▶ ACTIVITY
Wherever a picture appears, skip it and retype the rest of the data exactly.

▶ DATA FOR THIS TASK
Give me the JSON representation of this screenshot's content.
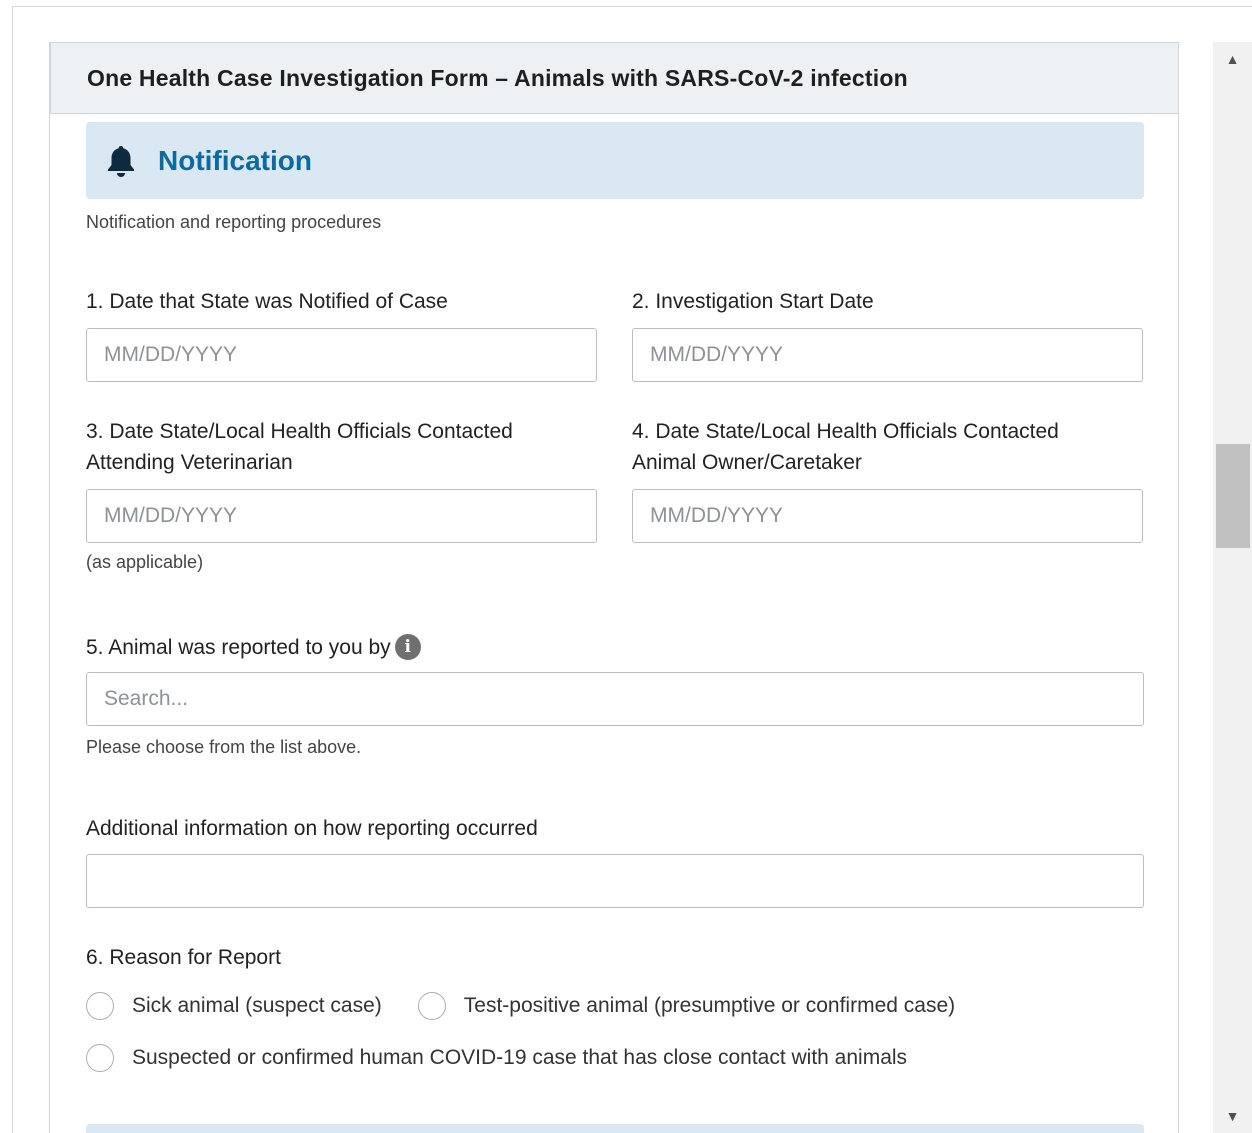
{
  "form": {
    "title": "One Health Case Investigation Form – Animals with SARS-CoV-2 infection"
  },
  "section": {
    "icon": "bell-icon",
    "title": "Notification",
    "description": "Notification and reporting procedures"
  },
  "fields": {
    "q1": {
      "label": "1. Date that State was Notified of Case",
      "placeholder": "MM/DD/YYYY",
      "value": ""
    },
    "q2": {
      "label": "2. Investigation Start Date",
      "placeholder": "MM/DD/YYYY",
      "value": ""
    },
    "q3": {
      "label_line1": "3. Date State/Local Health Officials Contacted",
      "label_line2": "Attending Veterinarian",
      "placeholder": "MM/DD/YYYY",
      "value": "",
      "help": "(as applicable)"
    },
    "q4": {
      "label_line1": "4. Date State/Local Health Officials Contacted",
      "label_line2": "Animal Owner/Caretaker",
      "placeholder": "MM/DD/YYYY",
      "value": ""
    },
    "q5": {
      "label": "5. Animal was reported to you by",
      "info_icon": "info-icon",
      "info_glyph": "i",
      "placeholder": "Search...",
      "value": "",
      "help": "Please choose from the list above."
    },
    "additional": {
      "label": "Additional information on how reporting occurred",
      "value": ""
    },
    "q6": {
      "label": "6. Reason for Report",
      "options": [
        "Sick animal (suspect case)",
        "Test-positive animal (presumptive or confirmed case)",
        "Suspected or confirmed human COVID-19 case that has close contact with animals"
      ]
    }
  },
  "scrollbar": {
    "up_glyph": "▲",
    "down_glyph": "▼"
  },
  "colors": {
    "section_banner_bg": "#d9e8f3",
    "section_title": "#0a6aa1",
    "header_bg": "#edf1f4"
  }
}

▶ RESULT
Give me the JSON representation of this screenshot's content.
{
  "form": {
    "title": "One Health Case Investigation Form – Animals with SARS-CoV-2 infection"
  },
  "section": {
    "icon": "bell-icon",
    "title": "Notification",
    "description": "Notification and reporting procedures"
  },
  "fields": {
    "q1": {
      "label": "1. Date that State was Notified of Case",
      "placeholder": "MM/DD/YYYY",
      "value": ""
    },
    "q2": {
      "label": "2. Investigation Start Date",
      "placeholder": "MM/DD/YYYY",
      "value": ""
    },
    "q3": {
      "label_line1": "3. Date State/Local Health Officials Contacted",
      "label_line2": "Attending Veterinarian",
      "placeholder": "MM/DD/YYYY",
      "value": "",
      "help": "(as applicable)"
    },
    "q4": {
      "label_line1": "4. Date State/Local Health Officials Contacted",
      "label_line2": "Animal Owner/Caretaker",
      "placeholder": "MM/DD/YYYY",
      "value": ""
    },
    "q5": {
      "label": "5. Animal was reported to you by",
      "info_icon": "info-icon",
      "info_glyph": "i",
      "placeholder": "Search...",
      "value": "",
      "help": "Please choose from the list above."
    },
    "additional": {
      "label": "Additional information on how reporting occurred",
      "value": ""
    },
    "q6": {
      "label": "6. Reason for Report",
      "options": [
        "Sick animal (suspect case)",
        "Test-positive animal (presumptive or confirmed case)",
        "Suspected or confirmed human COVID-19 case that has close contact with animals"
      ]
    }
  },
  "scrollbar": {
    "up_glyph": "▲",
    "down_glyph": "▼"
  },
  "colors": {
    "section_banner_bg": "#d9e8f3",
    "section_title": "#0a6aa1",
    "header_bg": "#edf1f4"
  }
}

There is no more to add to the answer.